The Vatican issued a terse statement Thursday about the progressive German Catholic movement known as the “Synodal Way.” The statement warned German reformers that they had no authority to instruct bishops on moral or doctrinal matters.
Additionally, the Holy See has made clear that it views calls from the Synodal Path to address homosexuality, celibacy, and women in the Church as divisive and warned that these calls could cause a rift.
The members of the Synodal Way, a group made up of an equal number of German bishops and lay Catholics, meet regularly. In February, they called on the Catholic Church to allow priests to marry, women to become deacons and same-sex couples to receive the Church’s blessing.
The Vatican, or Holy See, says the Synodal Way, “does not have the faculty to compel bishops and the faithful to assume new forms of governance and new approaches to doctrine and morals.” To do so, the statement read, “would represent a wound to ecclesial communion and a threat to the unity of the Church.”
German reformers responded to Vatican statement with ‘astonishment’
Speaking on behalf of the Synodal Path, the president of the German Episcopal Conference Georg Bätzig and the president of the Central Committee of German Catholics (ZdK) Irme Stetter-Karp, said they were “astonished” at the “bad form” that the Vatican had shown by releasing such a statement to the public without putting a name to it.
Both Bätzig and Stetter-Karp vowed there would be no “German deviation”, but said it was their “responsibility to make it clear where change is needed”. The two say the issues they are tackling are not unique to Germany, but common to dioceses around the world.
Bätzig and Stetter-Karp expressed “bemused regret” that no direct communication with the Vatican had yet taken place.
Hundreds of thousands of people leave the Catholic Church for lack of reform

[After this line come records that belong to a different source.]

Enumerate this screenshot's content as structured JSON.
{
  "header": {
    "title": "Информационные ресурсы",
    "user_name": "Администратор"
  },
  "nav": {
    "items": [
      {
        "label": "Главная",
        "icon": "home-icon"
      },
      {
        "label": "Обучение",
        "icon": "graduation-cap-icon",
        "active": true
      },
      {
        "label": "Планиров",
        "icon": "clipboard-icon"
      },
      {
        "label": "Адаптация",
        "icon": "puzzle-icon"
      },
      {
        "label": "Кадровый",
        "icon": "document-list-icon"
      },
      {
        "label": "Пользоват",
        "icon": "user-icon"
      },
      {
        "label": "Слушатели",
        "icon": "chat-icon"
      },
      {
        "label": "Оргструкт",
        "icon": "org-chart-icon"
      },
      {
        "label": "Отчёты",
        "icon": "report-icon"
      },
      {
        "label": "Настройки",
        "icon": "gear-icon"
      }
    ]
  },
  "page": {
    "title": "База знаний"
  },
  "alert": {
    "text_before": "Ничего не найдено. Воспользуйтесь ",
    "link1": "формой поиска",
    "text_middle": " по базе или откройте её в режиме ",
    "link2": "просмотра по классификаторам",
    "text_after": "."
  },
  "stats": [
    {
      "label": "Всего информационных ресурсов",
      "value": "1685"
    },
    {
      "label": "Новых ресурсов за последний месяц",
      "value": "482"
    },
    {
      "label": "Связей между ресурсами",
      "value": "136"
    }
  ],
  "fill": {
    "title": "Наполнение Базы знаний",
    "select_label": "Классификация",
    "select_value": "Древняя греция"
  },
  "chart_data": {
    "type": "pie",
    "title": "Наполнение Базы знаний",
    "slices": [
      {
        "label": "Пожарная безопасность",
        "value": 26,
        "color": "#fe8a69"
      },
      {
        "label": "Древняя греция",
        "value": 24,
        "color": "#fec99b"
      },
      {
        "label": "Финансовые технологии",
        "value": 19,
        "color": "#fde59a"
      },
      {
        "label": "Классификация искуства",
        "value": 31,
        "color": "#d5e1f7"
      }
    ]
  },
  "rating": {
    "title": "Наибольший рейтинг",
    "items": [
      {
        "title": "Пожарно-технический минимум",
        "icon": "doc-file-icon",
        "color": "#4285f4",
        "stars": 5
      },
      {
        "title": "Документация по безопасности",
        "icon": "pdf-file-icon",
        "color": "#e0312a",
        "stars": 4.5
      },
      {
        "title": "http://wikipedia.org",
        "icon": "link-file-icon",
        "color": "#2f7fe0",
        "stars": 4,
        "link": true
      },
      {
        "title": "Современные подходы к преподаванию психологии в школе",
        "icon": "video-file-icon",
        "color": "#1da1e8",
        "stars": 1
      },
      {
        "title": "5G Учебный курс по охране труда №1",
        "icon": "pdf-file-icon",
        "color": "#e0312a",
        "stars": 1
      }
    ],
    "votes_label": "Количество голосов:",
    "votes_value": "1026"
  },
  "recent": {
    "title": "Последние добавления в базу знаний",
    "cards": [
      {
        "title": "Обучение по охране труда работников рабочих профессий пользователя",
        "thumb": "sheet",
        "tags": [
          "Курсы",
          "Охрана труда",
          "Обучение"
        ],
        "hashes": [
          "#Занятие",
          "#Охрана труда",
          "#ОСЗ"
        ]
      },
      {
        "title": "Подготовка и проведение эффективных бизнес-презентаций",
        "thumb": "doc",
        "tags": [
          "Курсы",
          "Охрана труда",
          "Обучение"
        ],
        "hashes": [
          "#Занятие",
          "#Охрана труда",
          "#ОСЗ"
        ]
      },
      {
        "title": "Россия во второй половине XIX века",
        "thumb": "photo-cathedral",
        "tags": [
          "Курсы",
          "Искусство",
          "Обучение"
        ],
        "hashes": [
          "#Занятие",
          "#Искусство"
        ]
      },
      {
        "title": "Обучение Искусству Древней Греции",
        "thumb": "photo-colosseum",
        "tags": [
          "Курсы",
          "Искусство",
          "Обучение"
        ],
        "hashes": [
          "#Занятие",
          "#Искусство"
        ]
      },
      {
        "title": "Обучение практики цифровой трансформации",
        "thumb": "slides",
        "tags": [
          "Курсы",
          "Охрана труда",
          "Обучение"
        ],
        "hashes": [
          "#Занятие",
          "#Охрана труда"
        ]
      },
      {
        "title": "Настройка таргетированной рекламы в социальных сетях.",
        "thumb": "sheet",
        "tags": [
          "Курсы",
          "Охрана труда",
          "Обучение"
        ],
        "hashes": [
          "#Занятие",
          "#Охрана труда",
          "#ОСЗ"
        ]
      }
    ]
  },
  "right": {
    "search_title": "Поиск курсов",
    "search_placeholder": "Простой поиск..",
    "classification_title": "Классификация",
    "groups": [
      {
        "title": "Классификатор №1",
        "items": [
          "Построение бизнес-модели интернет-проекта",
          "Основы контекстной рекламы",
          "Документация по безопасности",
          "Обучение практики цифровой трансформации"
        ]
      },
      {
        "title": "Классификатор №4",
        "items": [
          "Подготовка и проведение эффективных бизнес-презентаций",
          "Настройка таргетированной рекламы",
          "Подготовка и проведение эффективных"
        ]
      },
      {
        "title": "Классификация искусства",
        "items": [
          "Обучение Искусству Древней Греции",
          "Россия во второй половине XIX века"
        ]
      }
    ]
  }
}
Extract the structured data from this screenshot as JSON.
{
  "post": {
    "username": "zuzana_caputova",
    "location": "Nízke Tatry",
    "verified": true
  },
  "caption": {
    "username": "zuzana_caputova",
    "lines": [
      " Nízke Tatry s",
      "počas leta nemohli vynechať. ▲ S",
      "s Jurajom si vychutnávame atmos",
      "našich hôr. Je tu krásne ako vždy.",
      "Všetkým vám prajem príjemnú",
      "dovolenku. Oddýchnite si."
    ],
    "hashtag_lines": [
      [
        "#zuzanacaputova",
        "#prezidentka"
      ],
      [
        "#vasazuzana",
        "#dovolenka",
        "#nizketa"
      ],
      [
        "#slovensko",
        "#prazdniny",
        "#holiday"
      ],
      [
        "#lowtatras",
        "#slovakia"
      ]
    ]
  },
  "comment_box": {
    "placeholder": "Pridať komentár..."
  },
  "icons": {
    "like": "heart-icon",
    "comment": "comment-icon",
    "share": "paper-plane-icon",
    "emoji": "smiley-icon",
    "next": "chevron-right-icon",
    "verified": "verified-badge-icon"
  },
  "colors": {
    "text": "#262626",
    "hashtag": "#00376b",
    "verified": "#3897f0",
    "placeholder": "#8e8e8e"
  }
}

The German group, formed in the wake of horribly mishandled sex abuse scandals by clergy, is also calling on ordinary Catholics to have more of a say in how the Church works. The Vatican has again warned that if national churches choose to go their own way, they will “weaken, rot and die.”
In 2021, 360,000 Catholics officially left the German Church – which has 22 million members in the country and collects 6.45 billion euros in church taxes over the year – in protest against corruption and abuses.
Although progressive European and American Catholics would likely be willing to support progressive issues, such as the blessing of same-sex relationships and the ordination of women, Rome might face a backlash with rapidly growing South American and African congregations.
In 2019, Pope Francis warned German bishops against the temptation to change to appease certain groups or ideas. Observers speculate the reforms could leave the Catholic Church open to a split, similar to that which hit the Anglican and Protestant churches after introducing similar changes.
According to the Vatican statement, any change in teaching on morality or doctrine must be taken up through the Church’s own synodal way. The Holy See said preliminary consultations were already taking place globally in preparation for a meeting of bishops next year in Rome.
The next gathering of the German Synodal Path is scheduled for September 8-10.
js/dj (AP, Reuters)